Tell Me Where It Hurts: A Day of Humor, Healing, and Hope in My Life as an Animal Surgeon follows author Nick Trout through a “typical day” in his job as a veterinary surgeon at Angell Memorial Animal Hospital (he actually uses anecdotes spanning his entire career). Structuring the book as one long day was an interesting stylistic choice that I don’t really think adds to the book, which hops between timelines, patients, and stories in a sometimes jarring manner, but Dr. Trout has a likeable, compassionate voice and the stories he tells are engaging. As a person who has worked in the health care industry, the similarities between human and animal medicine were especially interesting. There is a little something for everyone here- we hear about the history and science of veterinary medicine, the special relationships between owners and their pets, and what it is like to train and work as a veterinarian. Those who have read James Herriot may be disappointed if they expect this to be a literary work on that level (I confess I have not read anything of Herriot’s yet, but have heard his work is truly amazing), but I picked this book up on a whim at the library with no expectations and found it to be an informative and interesting read. The stories don’t all have happy endings, but I thought Trout handled the more emotional stories with sensitivity and the book did not have too much of a sad tone. Animal lovers should enjoy it, especially dog lovers, as most of the memorable cases in the book involve canine patients.
Fun Fact: I have also currently been reading Susan Conant’s Dog-Lover’s Mystery series and Angell Memorial Animal Hospital gets mentioned in her books.

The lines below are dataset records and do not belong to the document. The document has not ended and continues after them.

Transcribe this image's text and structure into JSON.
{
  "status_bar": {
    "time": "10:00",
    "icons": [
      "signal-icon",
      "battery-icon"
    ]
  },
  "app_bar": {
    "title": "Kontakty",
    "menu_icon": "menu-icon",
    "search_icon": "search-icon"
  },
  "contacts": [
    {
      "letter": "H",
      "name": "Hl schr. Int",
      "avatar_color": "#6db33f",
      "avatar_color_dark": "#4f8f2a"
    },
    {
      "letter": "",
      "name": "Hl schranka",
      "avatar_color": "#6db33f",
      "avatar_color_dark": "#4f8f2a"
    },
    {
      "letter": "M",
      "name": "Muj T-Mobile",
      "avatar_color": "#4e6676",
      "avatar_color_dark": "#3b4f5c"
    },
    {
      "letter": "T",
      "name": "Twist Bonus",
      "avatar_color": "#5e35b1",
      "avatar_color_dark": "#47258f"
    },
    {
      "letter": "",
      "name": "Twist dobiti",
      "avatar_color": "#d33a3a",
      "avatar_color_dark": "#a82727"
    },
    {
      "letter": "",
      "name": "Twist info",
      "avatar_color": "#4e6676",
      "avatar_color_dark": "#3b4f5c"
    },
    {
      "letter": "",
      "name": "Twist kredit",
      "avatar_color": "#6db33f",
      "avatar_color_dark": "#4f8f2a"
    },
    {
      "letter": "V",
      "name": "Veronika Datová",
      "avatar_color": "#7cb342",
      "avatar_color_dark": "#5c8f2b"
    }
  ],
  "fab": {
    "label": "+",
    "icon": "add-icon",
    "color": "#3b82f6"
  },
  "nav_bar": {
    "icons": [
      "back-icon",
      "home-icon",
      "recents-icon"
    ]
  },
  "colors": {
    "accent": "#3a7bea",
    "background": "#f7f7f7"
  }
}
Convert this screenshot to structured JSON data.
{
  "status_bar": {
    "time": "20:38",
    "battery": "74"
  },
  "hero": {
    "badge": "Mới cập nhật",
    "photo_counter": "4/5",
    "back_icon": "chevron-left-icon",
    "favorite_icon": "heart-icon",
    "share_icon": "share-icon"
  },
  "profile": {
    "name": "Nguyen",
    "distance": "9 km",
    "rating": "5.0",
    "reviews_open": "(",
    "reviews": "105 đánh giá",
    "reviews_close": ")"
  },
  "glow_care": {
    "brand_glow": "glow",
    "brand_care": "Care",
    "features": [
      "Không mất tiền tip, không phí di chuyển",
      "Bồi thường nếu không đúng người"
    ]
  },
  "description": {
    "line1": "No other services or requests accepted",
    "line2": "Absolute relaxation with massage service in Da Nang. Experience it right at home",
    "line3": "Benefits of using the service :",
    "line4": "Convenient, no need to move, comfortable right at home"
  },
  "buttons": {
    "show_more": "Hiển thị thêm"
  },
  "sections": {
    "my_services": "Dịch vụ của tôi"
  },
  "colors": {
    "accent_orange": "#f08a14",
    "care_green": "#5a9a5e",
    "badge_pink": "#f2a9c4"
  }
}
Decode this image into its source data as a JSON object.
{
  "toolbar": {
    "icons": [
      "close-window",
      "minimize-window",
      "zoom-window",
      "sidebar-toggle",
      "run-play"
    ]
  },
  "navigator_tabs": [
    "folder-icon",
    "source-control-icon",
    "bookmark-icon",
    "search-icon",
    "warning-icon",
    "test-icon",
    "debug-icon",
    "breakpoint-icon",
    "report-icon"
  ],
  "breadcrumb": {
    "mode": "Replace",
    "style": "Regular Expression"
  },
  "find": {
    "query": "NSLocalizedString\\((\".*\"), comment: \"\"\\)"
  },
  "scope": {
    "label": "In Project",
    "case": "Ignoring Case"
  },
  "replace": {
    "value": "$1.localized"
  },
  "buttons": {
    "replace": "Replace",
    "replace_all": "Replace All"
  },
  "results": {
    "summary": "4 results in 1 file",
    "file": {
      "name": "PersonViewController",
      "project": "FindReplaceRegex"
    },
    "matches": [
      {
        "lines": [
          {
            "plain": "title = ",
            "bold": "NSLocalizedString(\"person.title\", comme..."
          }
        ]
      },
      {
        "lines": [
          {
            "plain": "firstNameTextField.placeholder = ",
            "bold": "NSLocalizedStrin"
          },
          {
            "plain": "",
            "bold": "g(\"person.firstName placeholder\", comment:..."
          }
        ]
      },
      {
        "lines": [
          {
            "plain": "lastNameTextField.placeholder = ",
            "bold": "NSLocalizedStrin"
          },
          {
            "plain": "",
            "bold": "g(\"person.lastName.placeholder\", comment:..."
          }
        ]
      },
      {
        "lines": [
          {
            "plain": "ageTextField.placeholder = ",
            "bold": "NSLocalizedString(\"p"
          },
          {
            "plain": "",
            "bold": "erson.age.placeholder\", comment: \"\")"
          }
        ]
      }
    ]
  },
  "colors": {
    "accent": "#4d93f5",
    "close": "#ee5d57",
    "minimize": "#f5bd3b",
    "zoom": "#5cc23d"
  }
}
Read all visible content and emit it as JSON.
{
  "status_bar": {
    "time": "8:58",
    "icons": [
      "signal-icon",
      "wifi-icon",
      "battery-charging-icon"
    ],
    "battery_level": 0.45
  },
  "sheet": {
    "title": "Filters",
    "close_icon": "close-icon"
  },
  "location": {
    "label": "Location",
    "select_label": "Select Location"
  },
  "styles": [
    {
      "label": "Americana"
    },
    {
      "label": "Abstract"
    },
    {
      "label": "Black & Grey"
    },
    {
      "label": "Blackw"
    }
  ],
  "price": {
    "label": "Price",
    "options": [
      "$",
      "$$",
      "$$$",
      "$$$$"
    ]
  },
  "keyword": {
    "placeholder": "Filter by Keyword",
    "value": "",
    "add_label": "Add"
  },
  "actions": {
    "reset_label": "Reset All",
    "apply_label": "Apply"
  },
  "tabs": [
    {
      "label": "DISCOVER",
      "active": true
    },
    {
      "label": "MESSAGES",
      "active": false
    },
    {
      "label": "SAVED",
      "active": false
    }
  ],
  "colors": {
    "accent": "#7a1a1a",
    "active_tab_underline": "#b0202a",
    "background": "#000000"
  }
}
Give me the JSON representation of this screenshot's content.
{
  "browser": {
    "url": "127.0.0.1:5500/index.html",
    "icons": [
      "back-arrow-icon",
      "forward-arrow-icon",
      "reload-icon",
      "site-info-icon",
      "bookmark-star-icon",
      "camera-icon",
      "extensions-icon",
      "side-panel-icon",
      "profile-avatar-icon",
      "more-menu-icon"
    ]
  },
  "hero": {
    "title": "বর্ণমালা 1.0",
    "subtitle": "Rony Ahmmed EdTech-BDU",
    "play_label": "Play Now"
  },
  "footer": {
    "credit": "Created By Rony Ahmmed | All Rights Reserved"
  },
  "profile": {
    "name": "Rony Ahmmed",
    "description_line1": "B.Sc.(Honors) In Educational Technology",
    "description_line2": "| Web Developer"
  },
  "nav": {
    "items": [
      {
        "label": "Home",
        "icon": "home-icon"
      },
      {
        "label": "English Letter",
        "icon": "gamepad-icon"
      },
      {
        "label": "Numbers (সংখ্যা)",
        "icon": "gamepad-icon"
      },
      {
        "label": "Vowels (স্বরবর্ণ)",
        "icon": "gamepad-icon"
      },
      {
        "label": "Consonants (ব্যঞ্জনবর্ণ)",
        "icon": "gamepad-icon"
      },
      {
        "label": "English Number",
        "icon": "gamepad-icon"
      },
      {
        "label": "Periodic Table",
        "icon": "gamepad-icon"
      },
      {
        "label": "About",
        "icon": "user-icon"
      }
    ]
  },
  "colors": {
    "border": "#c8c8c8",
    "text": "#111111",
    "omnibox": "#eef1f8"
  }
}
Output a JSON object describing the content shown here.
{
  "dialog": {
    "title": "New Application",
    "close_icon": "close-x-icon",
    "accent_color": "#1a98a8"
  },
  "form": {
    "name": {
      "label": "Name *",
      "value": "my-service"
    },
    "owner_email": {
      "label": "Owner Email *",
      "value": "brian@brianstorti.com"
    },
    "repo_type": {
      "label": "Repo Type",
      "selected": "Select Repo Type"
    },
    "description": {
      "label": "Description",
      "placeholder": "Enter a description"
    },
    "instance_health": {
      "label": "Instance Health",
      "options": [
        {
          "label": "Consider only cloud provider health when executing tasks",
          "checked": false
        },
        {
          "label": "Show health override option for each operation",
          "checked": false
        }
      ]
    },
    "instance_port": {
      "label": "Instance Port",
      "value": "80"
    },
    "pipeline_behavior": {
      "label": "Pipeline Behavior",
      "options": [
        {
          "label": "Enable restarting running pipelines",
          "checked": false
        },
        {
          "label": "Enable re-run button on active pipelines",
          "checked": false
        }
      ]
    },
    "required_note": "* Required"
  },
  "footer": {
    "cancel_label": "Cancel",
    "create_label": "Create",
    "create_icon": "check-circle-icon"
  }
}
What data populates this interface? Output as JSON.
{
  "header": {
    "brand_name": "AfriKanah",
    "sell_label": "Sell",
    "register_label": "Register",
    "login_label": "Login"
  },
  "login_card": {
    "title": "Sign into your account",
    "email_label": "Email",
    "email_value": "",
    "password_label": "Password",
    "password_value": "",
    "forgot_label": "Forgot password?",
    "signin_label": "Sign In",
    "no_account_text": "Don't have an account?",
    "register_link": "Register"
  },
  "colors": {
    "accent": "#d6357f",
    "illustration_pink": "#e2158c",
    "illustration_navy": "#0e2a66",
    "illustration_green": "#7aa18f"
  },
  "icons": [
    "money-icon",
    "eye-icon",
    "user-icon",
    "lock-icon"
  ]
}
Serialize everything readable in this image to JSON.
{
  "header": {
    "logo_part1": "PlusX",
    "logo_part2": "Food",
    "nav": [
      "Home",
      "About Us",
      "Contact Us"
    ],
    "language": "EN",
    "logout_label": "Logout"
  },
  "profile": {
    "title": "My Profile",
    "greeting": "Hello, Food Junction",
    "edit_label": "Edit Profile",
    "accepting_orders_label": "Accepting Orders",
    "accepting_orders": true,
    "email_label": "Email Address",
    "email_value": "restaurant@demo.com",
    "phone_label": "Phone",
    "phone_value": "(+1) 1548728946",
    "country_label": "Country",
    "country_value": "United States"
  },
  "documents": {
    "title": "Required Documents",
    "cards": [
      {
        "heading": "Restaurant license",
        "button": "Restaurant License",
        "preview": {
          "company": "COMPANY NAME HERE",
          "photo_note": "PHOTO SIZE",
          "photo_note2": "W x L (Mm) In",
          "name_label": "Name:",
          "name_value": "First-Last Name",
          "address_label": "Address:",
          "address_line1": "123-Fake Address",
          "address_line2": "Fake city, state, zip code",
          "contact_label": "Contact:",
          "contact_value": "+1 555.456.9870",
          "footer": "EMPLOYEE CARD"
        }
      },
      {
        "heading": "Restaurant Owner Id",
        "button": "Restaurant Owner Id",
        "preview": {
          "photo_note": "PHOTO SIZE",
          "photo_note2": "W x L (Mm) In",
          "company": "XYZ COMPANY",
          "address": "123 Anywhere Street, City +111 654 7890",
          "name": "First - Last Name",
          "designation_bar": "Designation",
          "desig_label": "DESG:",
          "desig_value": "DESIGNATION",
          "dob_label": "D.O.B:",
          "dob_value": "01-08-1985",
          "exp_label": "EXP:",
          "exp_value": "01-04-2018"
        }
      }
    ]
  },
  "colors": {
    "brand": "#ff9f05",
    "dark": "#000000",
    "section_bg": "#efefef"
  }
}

I am familiar with the Boston area, so I love that both Conant’s Books and Tell Me Where It Hurts are based there.